Though disinclined for the moment, as a political matter of fact only the party that instigated this war over our democracy can bring an end to that war." That is a suprising thing for a Republican to say, given that he is talking about the January 6 war, which he said was instigated and prosecuted by the former president, his political party allies and supporters.

That actually is father than I (Heidi) would go: I think the Democrats have a role here too, perhaps not in making peace regarding the January 6 war (though that is debatable too--see an important blog post by David Brooks on that matter).  I would say the Democrats have a role in making peace about Luttig's larger war—the culture and political war that has been raging for many years.

After explaining how egregious the former President's and his allies actions have been and still are, Luttig goes on to say:

for the rest of us Americans, the time has come for us to decide whether we allow this war over our democracy to be prosecuted to its catastrophic end or whether we ourselves demand the immediate suspension of this war and insist on peace instead. ...

No American ought to turn away from January 6, 2021, until all of America comes to grips with what befell our country that day, and we decide what we want for our democracy from this day, forward.

Further down he says

As a consequence, America finds itself in desperate need of either a reawakening and quickening to the vision, truths, values, principles, beliefs, hopes, and dreams upon which the country was founded and that have made America the greatest nation in the world -- a revival of America and the American spirit. Or, if it is to be, we are in need of a revival around a new vision, new truths, new values, new principles, new beliefs, new hopes and dreams that hopefully could once again bind our divided nation together into the more perfect union that “We the People” originally ordained and established it to be.

This sounds very much like our call to develop a "widely shared vision for building a democracy in which we would all like to live." (Feature article, p. 357-358)

Luttig goes on to observe that rather than doing that, almost all politicians now are putting party before country.

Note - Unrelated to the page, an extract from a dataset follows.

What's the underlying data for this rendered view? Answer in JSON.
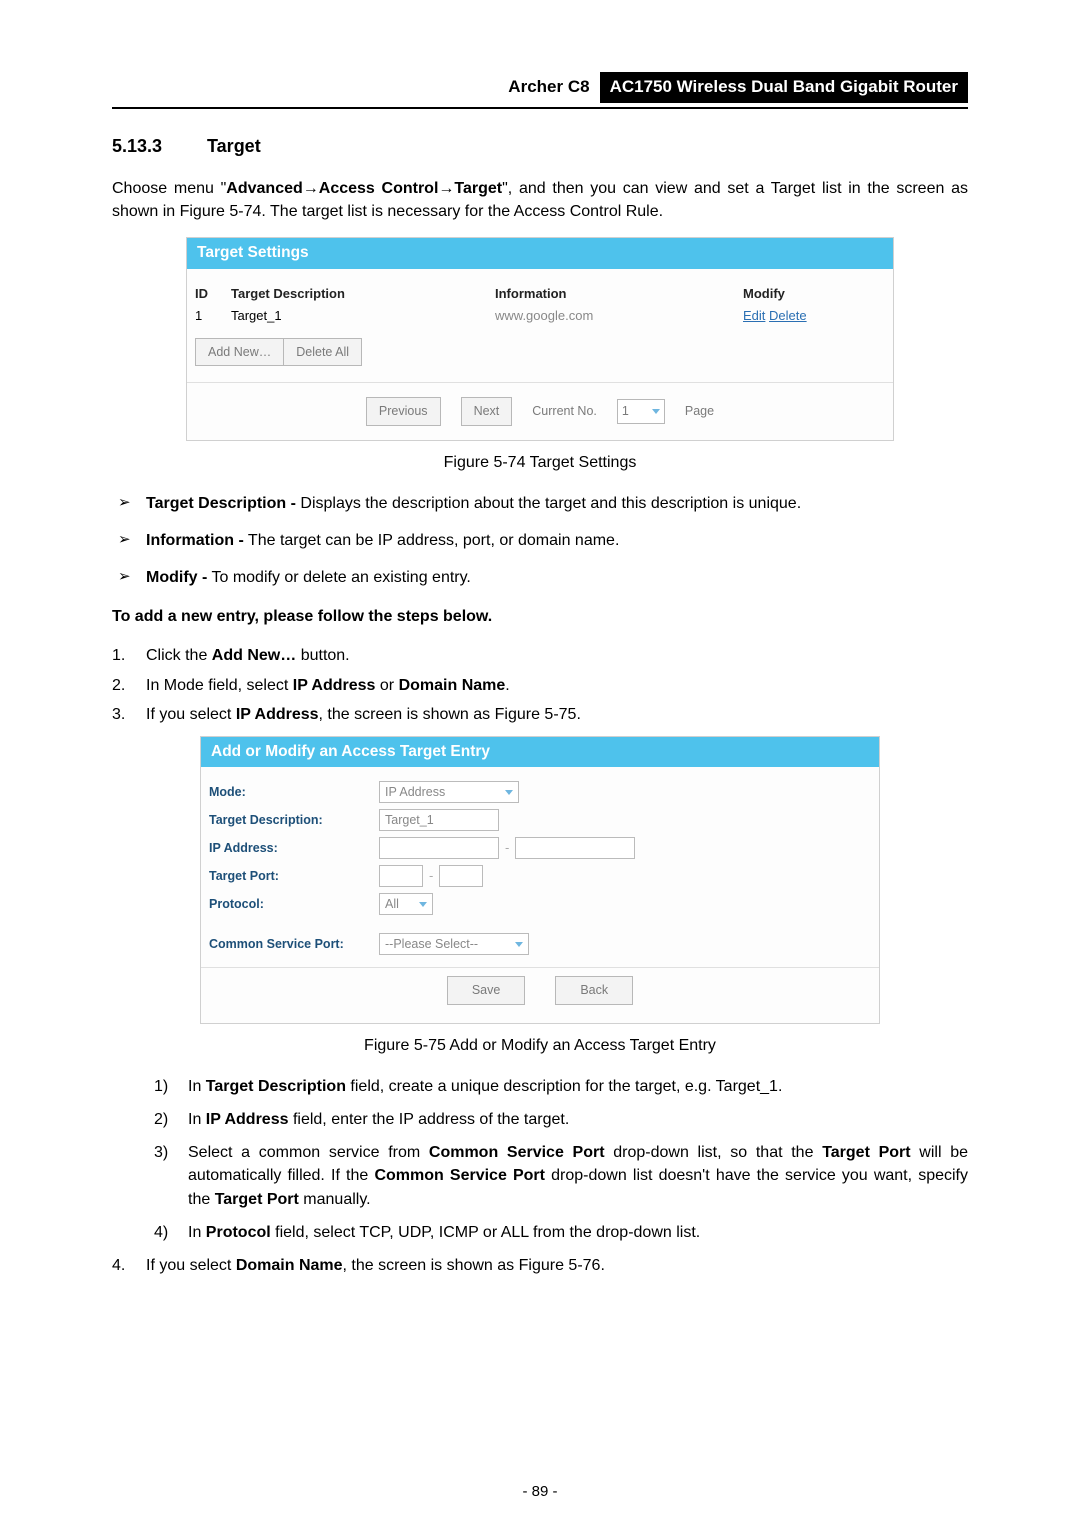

They have purposely led us down the road not in the direction toward the bridging of our differences, but in the direction away from the bridging of those differences. They have proven themselves incapable of leading us. But still, all it would take to turn America around is a consensus among some number of these political leaders who possess the combined necessary moral authority and who would agree to be bound together by patriotic covenant, to stand up, step forward, and acknowledge to the American People that America is in peril. ... All of these leaders then need to summon first the moral courage and then the political courage, the strength, and the patriotic will to extend their hands, and ask of the others -- and of all Americans -- “Can we talk? America needs us.”

He ends his statement by saying:

We need to get back to work, and quickly. We need to get back to the solemn business of preserving, protecting, and defending the Constitution of the United States and the United States of America.

Yes, Chris, we don't have Luttig's insider's knowledge or credibility, but otherwise, yes, we could have written this! I hope he manages to persude enough of his party's leaders to develop such moral courage. And we constituents, I would add, should do all we can to convince our representatives to do so, and if they refuse, to vote them out of office and replace them with representatives who will.